Racism is a social construct devised by various political forces in order to assist them in achieving their sociopolitical ends by mobilizing ignorant people.  Racism is not the natural outgrowth of the fact that some people look different than others or that some cultures have different levels of national achievement than others.  For instance Democrats use the PC hunt for "hidden racism" in order to indoctrinate young black and other non-white students into believeing that they can never get ahead in life.  Why try to succeed? -- "hidden racists" are always out there lurking.  That is probably the largest and least examined example in the US of the use of racism to achieve political ends.

The Libertarian Party is committed to American pacifism which I view as unleashing al-Qaeda and every other type of power-hungry despot.  That means American pacifism is the most violent force in the world today.  So I have no use for Paul's (or the LPs) foreign policy agenda and do not mourn the fact that it (and the so-called anti-war movement) is being tarred by association with its enthusiastic neo-Nazi supporters.  The real anti-war activists are in uniform risking it all to defeat the real warmongers. 

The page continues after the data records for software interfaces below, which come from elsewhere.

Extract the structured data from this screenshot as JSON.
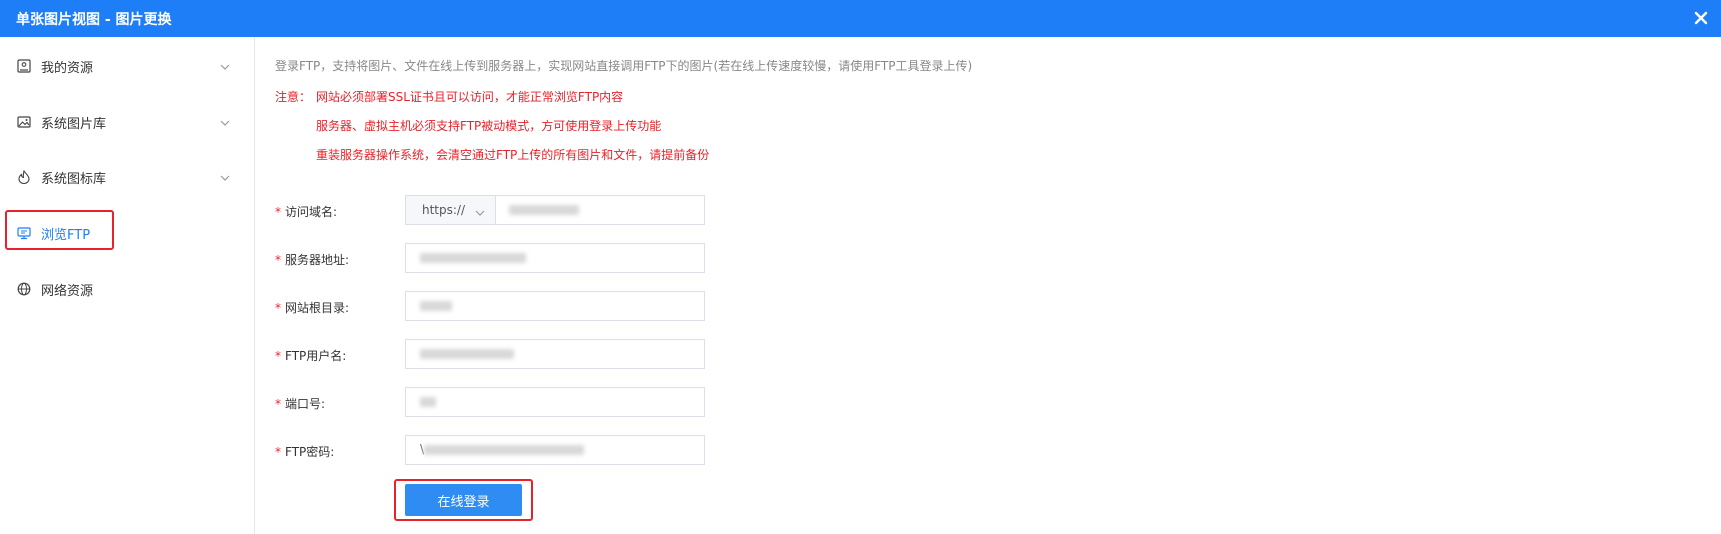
{
  "window": {
    "title": "单张图片视图 - 图片更换"
  },
  "sidebar": {
    "items": [
      {
        "label": "我的资源",
        "icon": "image-box-icon",
        "has_chevron": true
      },
      {
        "label": "系统图片库",
        "icon": "gallery-icon",
        "has_chevron": true
      },
      {
        "label": "系统图标库",
        "icon": "flame-icon",
        "has_chevron": true
      },
      {
        "label": "浏览FTP",
        "icon": "monitor-icon",
        "has_chevron": false,
        "active": true
      },
      {
        "label": "网络资源",
        "icon": "globe-icon",
        "has_chevron": false
      }
    ]
  },
  "main": {
    "intro": "登录FTP，支持将图片、文件在线上传到服务器上，实现网站直接调用FTP下的图片(若在线上传速度较慢，请使用FTP工具登录上传)",
    "notice_prefix": "注意：",
    "notices": [
      "网站必须部署SSL证书且可以访问，才能正常浏览FTP内容",
      "服务器、虚拟主机必须支持FTP被动模式，方可使用登录上传功能",
      "重装服务器操作系统，会清空通过FTP上传的所有图片和文件，请提前备份"
    ],
    "form": {
      "required_mark": "*",
      "domain_label": "访问域名:",
      "protocol_value": "https://",
      "server_label": "服务器地址:",
      "root_label": "网站根目录:",
      "user_label": "FTP用户名:",
      "port_label": "端口号:",
      "password_label": "FTP密码:",
      "password_prefix": "\\"
    },
    "login_button": "在线登录"
  },
  "colors": {
    "accent": "#1e7ef7",
    "danger": "#e8222a",
    "button": "#2f8cf2"
  }
}
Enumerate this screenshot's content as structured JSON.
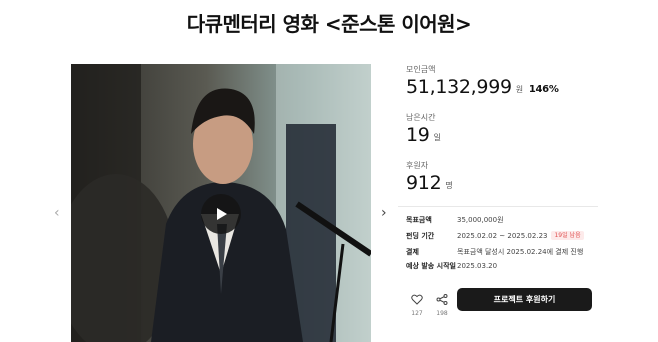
{
  "page": {
    "title": "다큐멘터리 영화 <준스톤 이어원>"
  },
  "stats": {
    "funding": {
      "label": "모인금액",
      "value": "51,132,999",
      "unit": "원",
      "percent": "146%"
    },
    "time_left": {
      "label": "남은시간",
      "value": "19",
      "unit": "일"
    },
    "backers": {
      "label": "후원자",
      "value": "912",
      "unit": "명"
    }
  },
  "info": [
    {
      "key": "목표금액",
      "value": "35,000,000원"
    },
    {
      "key": "펀딩 기간",
      "value": "2025.02.02 ~ 2025.02.23",
      "badge": "19일 남음"
    },
    {
      "key": "결제",
      "value": "목표금액 달성시 2025.02.24에 결제 진행"
    },
    {
      "key": "예상 발송 시작일",
      "value": "2025.03.20"
    }
  ],
  "actions": {
    "like_count": "127",
    "share_count": "198",
    "cta_label": "프로젝트 후원하기"
  },
  "colors": {
    "cta_background": "#1a1a1a",
    "badge_background": "#fdeaea",
    "badge_text": "#e05050"
  },
  "icons": {
    "carousel_prev": "chevron-left-icon",
    "carousel_next": "chevron-right-icon",
    "play": "play-icon",
    "like": "heart-icon",
    "share": "share-icon"
  }
}
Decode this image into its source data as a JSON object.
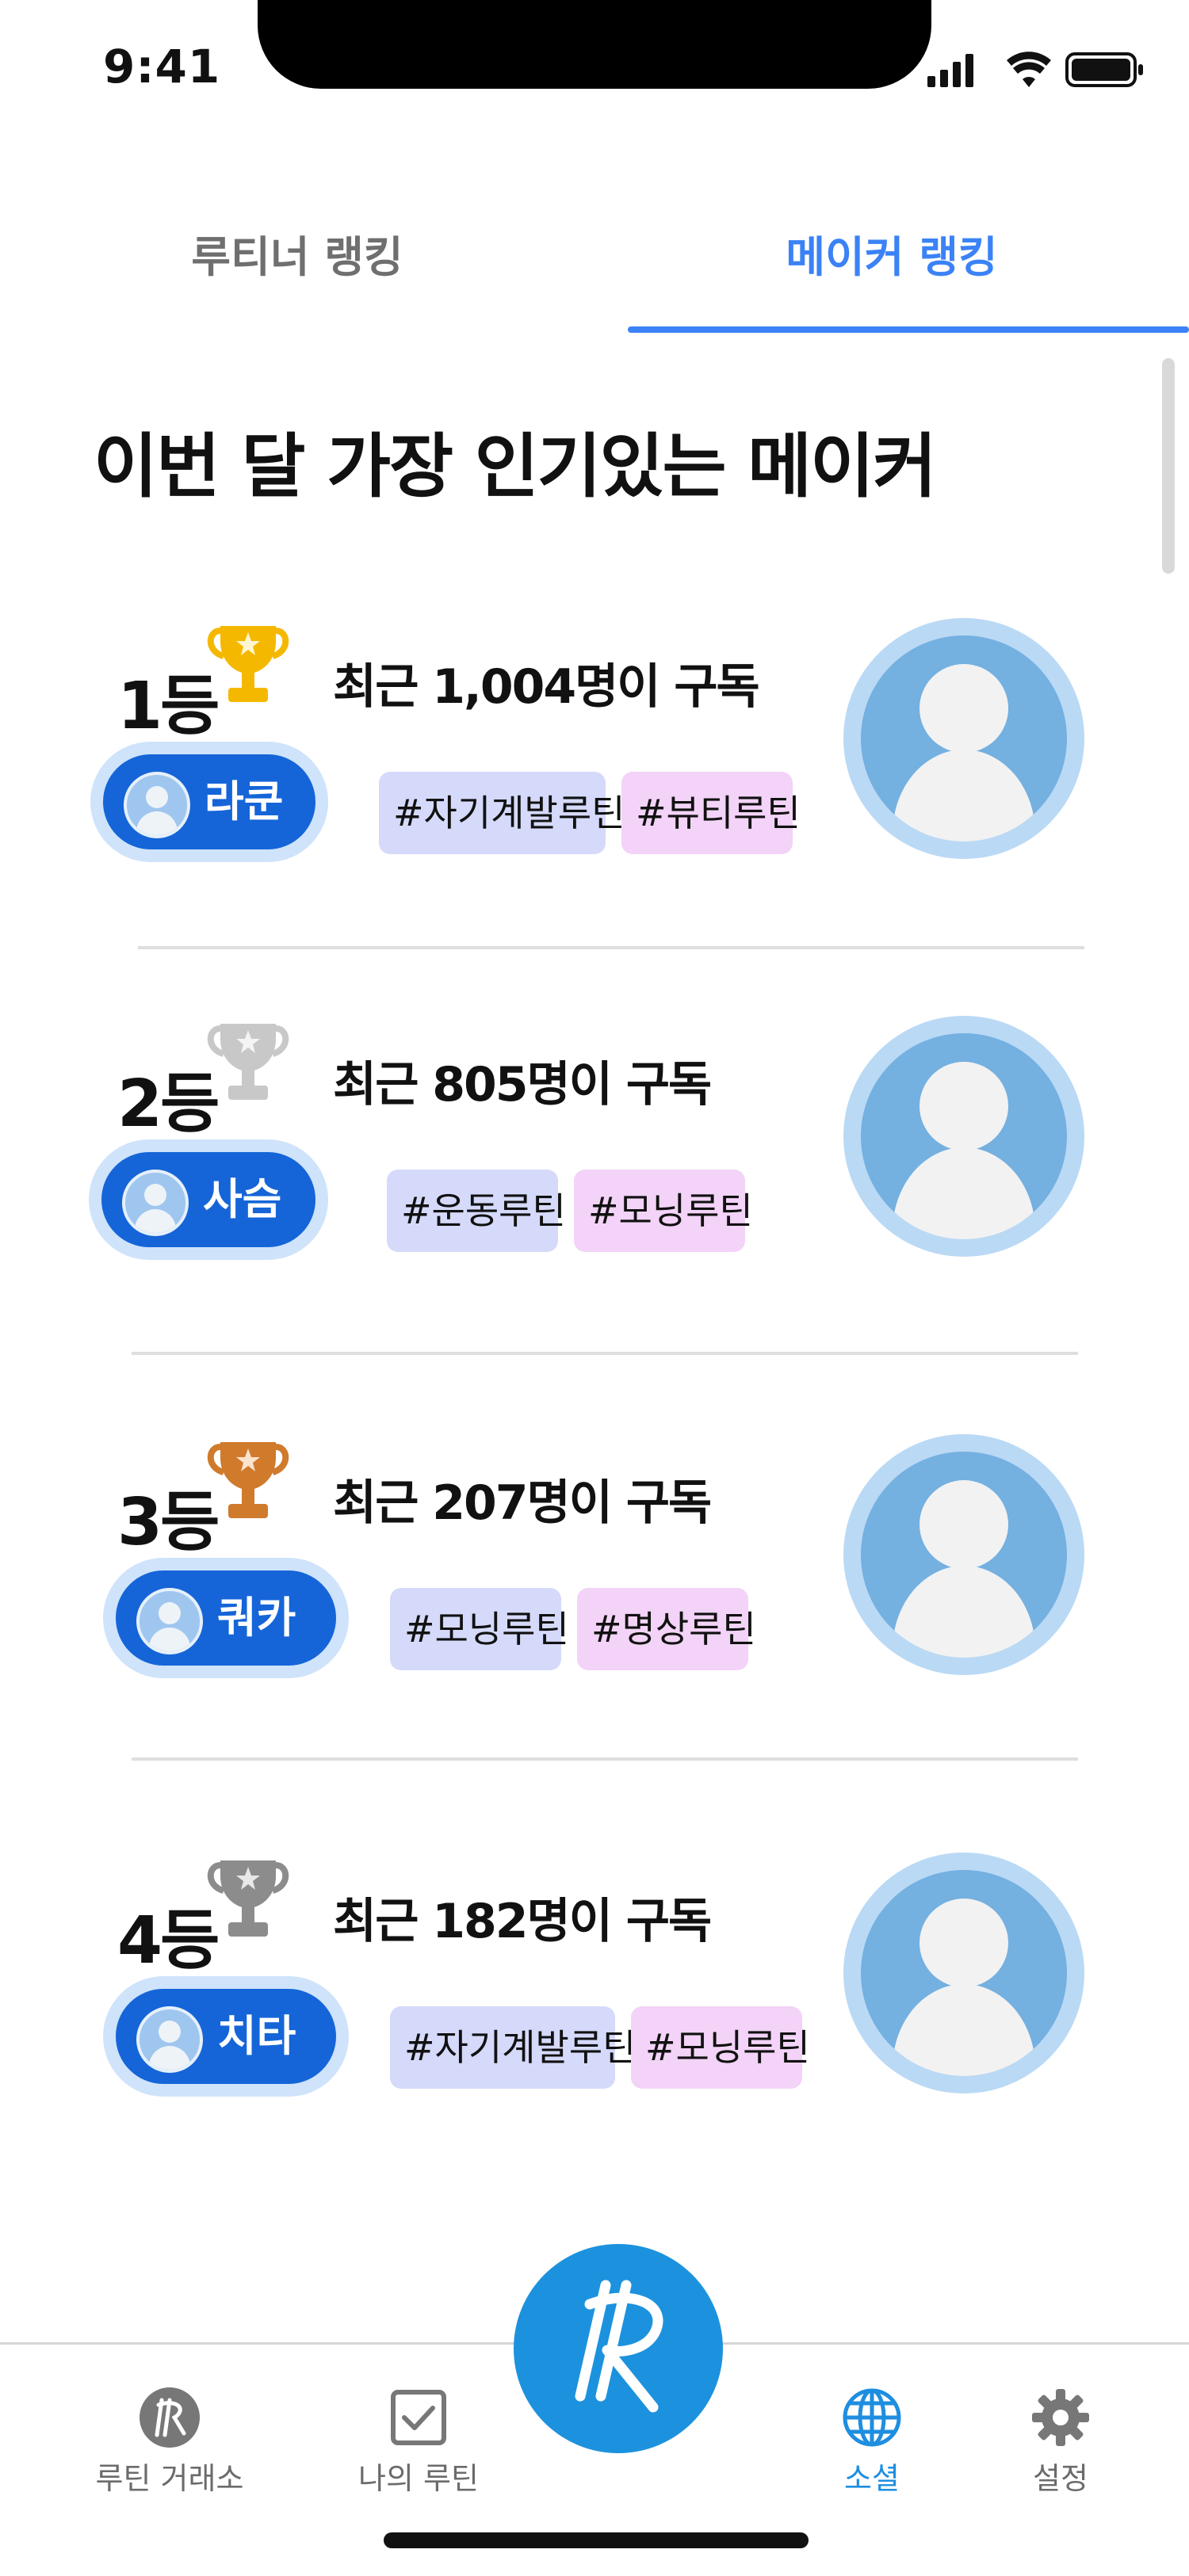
{
  "status_bar": {
    "time": "9:41"
  },
  "tabs": [
    {
      "label": "루티너 랭킹",
      "active": false
    },
    {
      "label": "메이커 랭킹",
      "active": true
    }
  ],
  "page_title": "이번 달 가장 인기있는 메이커",
  "colors": {
    "accent": "#3b82f6",
    "pill": "#1565d8",
    "gold": "#f5b800",
    "silver": "#c8c8c8",
    "bronze": "#d07a2c",
    "gray_trophy": "#8c8c8c"
  },
  "makers": [
    {
      "rank": "1등",
      "trophy": "gold-trophy-icon",
      "subscribers": "최근 1,004명이 구독",
      "name": "라쿤",
      "tags": [
        "#자기계발루틴",
        "#뷰티루틴"
      ]
    },
    {
      "rank": "2등",
      "trophy": "silver-trophy-icon",
      "subscribers": "최근 805명이 구독",
      "name": "사슴",
      "tags": [
        "#운동루틴",
        "#모닝루틴"
      ]
    },
    {
      "rank": "3등",
      "trophy": "bronze-trophy-icon",
      "subscribers": "최근 207명이 구독",
      "name": "쿼카",
      "tags": [
        "#모닝루틴",
        "#명상루틴"
      ]
    },
    {
      "rank": "4등",
      "trophy": "gray-trophy-icon",
      "subscribers": "최근 182명이 구독",
      "name": "치타",
      "tags": [
        "#자기계발루틴",
        "#모닝루틴"
      ]
    }
  ],
  "bottom_nav": {
    "items": [
      {
        "label": "루틴 거래소",
        "icon": "routine-market-icon",
        "active": false
      },
      {
        "label": "나의 루틴",
        "icon": "checkbox-icon",
        "active": false
      },
      {
        "label": "소셜",
        "icon": "globe-icon",
        "active": true
      },
      {
        "label": "설정",
        "icon": "gear-icon",
        "active": false
      }
    ],
    "center_icon": "routine-logo-icon"
  }
}
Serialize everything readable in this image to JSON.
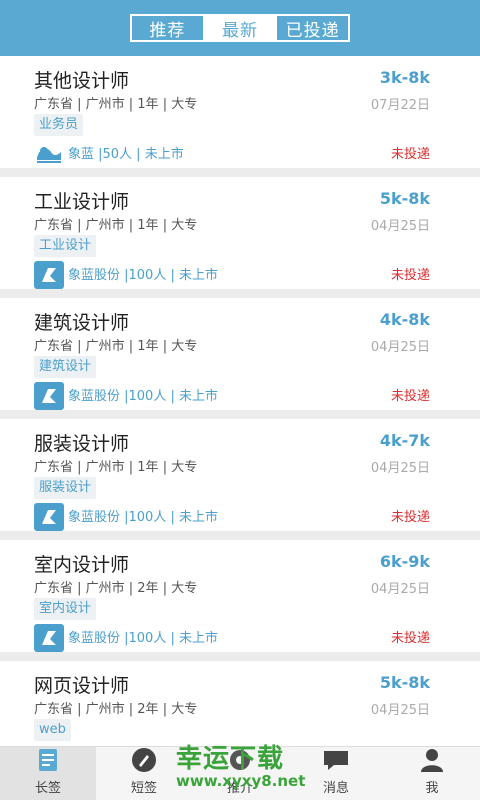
{
  "header": {
    "tabs": [
      "推荐",
      "最新",
      "已投递"
    ],
    "active_index": 1
  },
  "jobs": [
    {
      "title": "其他设计师",
      "salary": "3k-8k",
      "meta": "广东省 | 广州市 | 1年 | 大专",
      "date": "07月22日",
      "tag": "业务员",
      "company": "象蓝 |50人 |  未上市",
      "status": "未投递",
      "logo": "wave-logo-icon"
    },
    {
      "title": "工业设计师",
      "salary": "5k-8k",
      "meta": "广东省 | 广州市 | 1年 | 大专",
      "date": "04月25日",
      "tag": "工业设计",
      "company": "象蓝股份 |100人 |  未上市",
      "status": "未投递",
      "logo": "company-logo-icon"
    },
    {
      "title": "建筑设计师",
      "salary": "4k-8k",
      "meta": "广东省 | 广州市 | 1年 | 大专",
      "date": "04月25日",
      "tag": "建筑设计",
      "company": "象蓝股份 |100人 |  未上市",
      "status": "未投递",
      "logo": "company-logo-icon"
    },
    {
      "title": "服装设计师",
      "salary": "4k-7k",
      "meta": "广东省 | 广州市 | 1年 | 大专",
      "date": "04月25日",
      "tag": "服装设计",
      "company": "象蓝股份 |100人 |  未上市",
      "status": "未投递",
      "logo": "company-logo-icon"
    },
    {
      "title": "室内设计师",
      "salary": "6k-9k",
      "meta": "广东省 | 广州市 | 2年 | 大专",
      "date": "04月25日",
      "tag": "室内设计",
      "company": "象蓝股份 |100人 |  未上市",
      "status": "未投递",
      "logo": "company-logo-icon"
    },
    {
      "title": "网页设计师",
      "salary": "5k-8k",
      "meta": "广东省 | 广州市 | 2年 | 大专",
      "date": "04月25日",
      "tag": "web",
      "company": "",
      "status": "",
      "logo": ""
    }
  ],
  "tabbar": [
    {
      "label": "长签",
      "icon": "document-icon"
    },
    {
      "label": "短签",
      "icon": "pen-icon"
    },
    {
      "label": "推介",
      "icon": "gear-icon"
    },
    {
      "label": "消息",
      "icon": "chat-icon"
    },
    {
      "label": "我",
      "icon": "user-icon"
    }
  ],
  "tabbar_active_index": 0,
  "watermark": {
    "text": "幸运下载",
    "url": "www.xyxy8.net"
  },
  "colors": {
    "accent": "#5aa9d2",
    "link": "#4b9fcc",
    "status_red": "#d93030",
    "watermark_green": "#3aa33a"
  }
}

The real tragedy in the Libs increasingly threadbare defense of Paul is that libertarian domestic agenda concepts (which I mostly support) might become tarred by their association with the Paul campaign.  I see otherwise intelligent Libertarians (in person and on line) debasing themselves by inventing every type of excuse and justification for Paul's failure to distance himself from the racists.  The damage done by this will linger--I think particularly in the Libertarian-heavy state and national "think tanks".  What credibility does Ludwig von Mises Institute have left after its head, Lew Rockwell, has dragged it through all of this?  There are others.  They are so blind I would be embarassed to be associated with them.  This problem isn't huge when compared to the size of the other Presidential campaigns, but it is real.  It will not go away because some people choose to ignore.
Sincerely,

Andrew Walden
Editor
Hawai`i Free Press
Hilo, HI